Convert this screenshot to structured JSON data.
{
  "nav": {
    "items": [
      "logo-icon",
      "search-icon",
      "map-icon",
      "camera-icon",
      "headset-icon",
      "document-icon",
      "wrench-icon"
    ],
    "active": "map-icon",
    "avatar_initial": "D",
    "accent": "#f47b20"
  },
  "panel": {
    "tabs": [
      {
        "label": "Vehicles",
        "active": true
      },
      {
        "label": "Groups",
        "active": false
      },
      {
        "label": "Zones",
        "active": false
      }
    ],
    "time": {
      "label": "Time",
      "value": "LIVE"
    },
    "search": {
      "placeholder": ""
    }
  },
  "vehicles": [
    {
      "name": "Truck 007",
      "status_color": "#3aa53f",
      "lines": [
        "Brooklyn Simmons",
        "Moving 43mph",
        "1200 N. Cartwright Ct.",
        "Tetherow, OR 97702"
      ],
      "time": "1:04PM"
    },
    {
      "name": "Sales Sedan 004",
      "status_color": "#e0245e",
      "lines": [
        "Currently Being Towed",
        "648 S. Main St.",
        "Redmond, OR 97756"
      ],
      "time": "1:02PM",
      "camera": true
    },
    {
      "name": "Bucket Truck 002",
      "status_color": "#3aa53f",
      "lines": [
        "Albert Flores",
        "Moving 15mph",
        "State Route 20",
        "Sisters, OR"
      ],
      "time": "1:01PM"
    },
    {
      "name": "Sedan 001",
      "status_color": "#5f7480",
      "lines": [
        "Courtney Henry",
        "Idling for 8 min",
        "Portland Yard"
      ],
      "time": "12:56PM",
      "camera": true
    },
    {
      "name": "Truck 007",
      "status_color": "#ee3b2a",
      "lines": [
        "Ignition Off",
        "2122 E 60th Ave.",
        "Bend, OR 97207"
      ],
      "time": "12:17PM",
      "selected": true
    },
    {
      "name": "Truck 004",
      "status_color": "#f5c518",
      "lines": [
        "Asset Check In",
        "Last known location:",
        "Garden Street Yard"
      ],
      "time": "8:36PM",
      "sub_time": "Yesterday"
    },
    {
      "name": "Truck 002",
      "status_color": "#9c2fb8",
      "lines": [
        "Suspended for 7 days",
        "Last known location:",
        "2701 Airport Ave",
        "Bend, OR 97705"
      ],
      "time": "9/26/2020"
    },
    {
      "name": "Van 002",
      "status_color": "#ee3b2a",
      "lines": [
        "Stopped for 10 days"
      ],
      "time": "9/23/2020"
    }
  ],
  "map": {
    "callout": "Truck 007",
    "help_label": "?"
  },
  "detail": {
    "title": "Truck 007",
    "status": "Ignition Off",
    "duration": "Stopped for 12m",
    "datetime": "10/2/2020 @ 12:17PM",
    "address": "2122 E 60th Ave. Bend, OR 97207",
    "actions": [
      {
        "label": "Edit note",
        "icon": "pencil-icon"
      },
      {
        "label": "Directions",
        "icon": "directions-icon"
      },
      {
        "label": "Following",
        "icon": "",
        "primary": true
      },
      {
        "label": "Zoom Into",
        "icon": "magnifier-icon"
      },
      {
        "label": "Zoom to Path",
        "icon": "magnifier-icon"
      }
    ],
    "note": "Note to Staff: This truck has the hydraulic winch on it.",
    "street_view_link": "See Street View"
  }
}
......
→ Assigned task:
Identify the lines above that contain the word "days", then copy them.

→ Output below:
        "Suspended for 7 days",
        "Stopped for 10 days"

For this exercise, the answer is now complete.